In Brazil, the gesture is known as a "banana" and carries the same connotation as giving someone the finger. It can also be used to denote disrespectfully ignoring what someone just said, analogous in meaning to the American expression "I don't give a f---k". In some South American countries it is called "corte de mangas" ("sleeve-cut") with the same meaning.
In Spain the gesture is known as "corte de manga" and is usually accompanied by the finger.
In Colombia the gesture has the function of replacing the raised middle finger, meaning "jódete" or "friégate".
In Portugal, the gesture has the same insulting meaning as in other cultures and is called a "manguito," which shows a relationship with the similar Spanish phrase "corte de mangas". It is also the most characteristic gesture performed by the Portuguese everymanZé Povinho.
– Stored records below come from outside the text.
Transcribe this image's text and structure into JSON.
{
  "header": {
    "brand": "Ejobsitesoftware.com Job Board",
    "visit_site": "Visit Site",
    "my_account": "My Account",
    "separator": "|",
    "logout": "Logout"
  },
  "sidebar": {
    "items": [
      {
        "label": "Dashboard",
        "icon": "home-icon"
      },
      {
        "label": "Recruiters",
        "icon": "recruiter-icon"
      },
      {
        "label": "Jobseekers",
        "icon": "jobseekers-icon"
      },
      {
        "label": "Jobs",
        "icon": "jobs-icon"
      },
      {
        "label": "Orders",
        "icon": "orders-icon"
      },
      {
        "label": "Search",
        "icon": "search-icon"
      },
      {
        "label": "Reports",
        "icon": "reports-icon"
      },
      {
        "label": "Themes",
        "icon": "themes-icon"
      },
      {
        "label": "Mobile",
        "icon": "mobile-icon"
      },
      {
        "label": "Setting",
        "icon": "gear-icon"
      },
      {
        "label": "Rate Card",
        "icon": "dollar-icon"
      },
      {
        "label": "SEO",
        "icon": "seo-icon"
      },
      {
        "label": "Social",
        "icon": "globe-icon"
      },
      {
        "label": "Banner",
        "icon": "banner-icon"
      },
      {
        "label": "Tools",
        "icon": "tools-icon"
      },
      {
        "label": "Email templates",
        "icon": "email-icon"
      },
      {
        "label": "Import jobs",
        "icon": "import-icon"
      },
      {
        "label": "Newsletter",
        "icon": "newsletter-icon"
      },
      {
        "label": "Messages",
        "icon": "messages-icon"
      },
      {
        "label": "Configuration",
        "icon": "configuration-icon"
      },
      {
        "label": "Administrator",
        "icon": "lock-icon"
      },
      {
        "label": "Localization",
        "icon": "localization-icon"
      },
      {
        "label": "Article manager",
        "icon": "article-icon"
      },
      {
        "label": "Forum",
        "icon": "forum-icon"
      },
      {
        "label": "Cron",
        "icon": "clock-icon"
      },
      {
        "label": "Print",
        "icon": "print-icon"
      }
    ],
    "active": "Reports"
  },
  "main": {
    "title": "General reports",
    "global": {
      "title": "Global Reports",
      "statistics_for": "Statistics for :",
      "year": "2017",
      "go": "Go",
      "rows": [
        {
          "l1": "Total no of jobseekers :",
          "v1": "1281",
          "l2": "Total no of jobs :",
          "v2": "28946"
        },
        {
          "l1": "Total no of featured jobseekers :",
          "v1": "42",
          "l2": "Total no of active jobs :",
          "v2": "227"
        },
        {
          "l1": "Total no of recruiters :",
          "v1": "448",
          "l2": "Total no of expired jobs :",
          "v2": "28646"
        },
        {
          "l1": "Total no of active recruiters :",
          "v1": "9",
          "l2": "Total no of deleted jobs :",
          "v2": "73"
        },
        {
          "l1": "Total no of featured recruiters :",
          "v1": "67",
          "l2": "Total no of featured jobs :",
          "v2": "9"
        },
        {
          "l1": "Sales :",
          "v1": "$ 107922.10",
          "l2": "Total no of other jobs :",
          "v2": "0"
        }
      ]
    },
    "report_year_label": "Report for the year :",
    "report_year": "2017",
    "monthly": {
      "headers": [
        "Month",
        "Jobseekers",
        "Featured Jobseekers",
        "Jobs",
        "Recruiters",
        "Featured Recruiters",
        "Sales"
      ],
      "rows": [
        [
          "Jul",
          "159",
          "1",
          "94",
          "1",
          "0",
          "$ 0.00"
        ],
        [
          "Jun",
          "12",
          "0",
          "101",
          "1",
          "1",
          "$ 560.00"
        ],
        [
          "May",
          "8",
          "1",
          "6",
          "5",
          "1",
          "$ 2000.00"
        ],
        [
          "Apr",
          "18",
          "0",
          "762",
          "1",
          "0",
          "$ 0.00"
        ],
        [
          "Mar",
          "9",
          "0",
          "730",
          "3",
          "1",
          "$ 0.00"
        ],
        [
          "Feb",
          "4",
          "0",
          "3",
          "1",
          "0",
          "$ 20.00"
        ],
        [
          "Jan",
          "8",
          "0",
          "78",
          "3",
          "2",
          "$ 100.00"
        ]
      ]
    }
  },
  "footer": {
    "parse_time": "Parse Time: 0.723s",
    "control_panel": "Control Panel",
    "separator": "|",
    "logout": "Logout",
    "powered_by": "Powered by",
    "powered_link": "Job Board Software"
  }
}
In Mexico, the gesture is known as a "mentada de madre" (Insult to someone's mother) and means an insult directed towards the mother of the offended, though it can be done with a single hand.
In Croatia, the gesture is known as bosanski grb ("The Bosnian Coat-of-Arms") after the territorial coat of arms of Bosnia during the Austro-Hungarian reign, that is somewhat similar to the actual gesture.
In Bulgaria the bent hand is sometimes used to form a facepalm when performing this gesture, expressing strong disappointment, or mocking a failure.
In The United States of America, the gesture is sometimes known as "The Arm", due to the way it is performed. It is also known as "the Italian salute."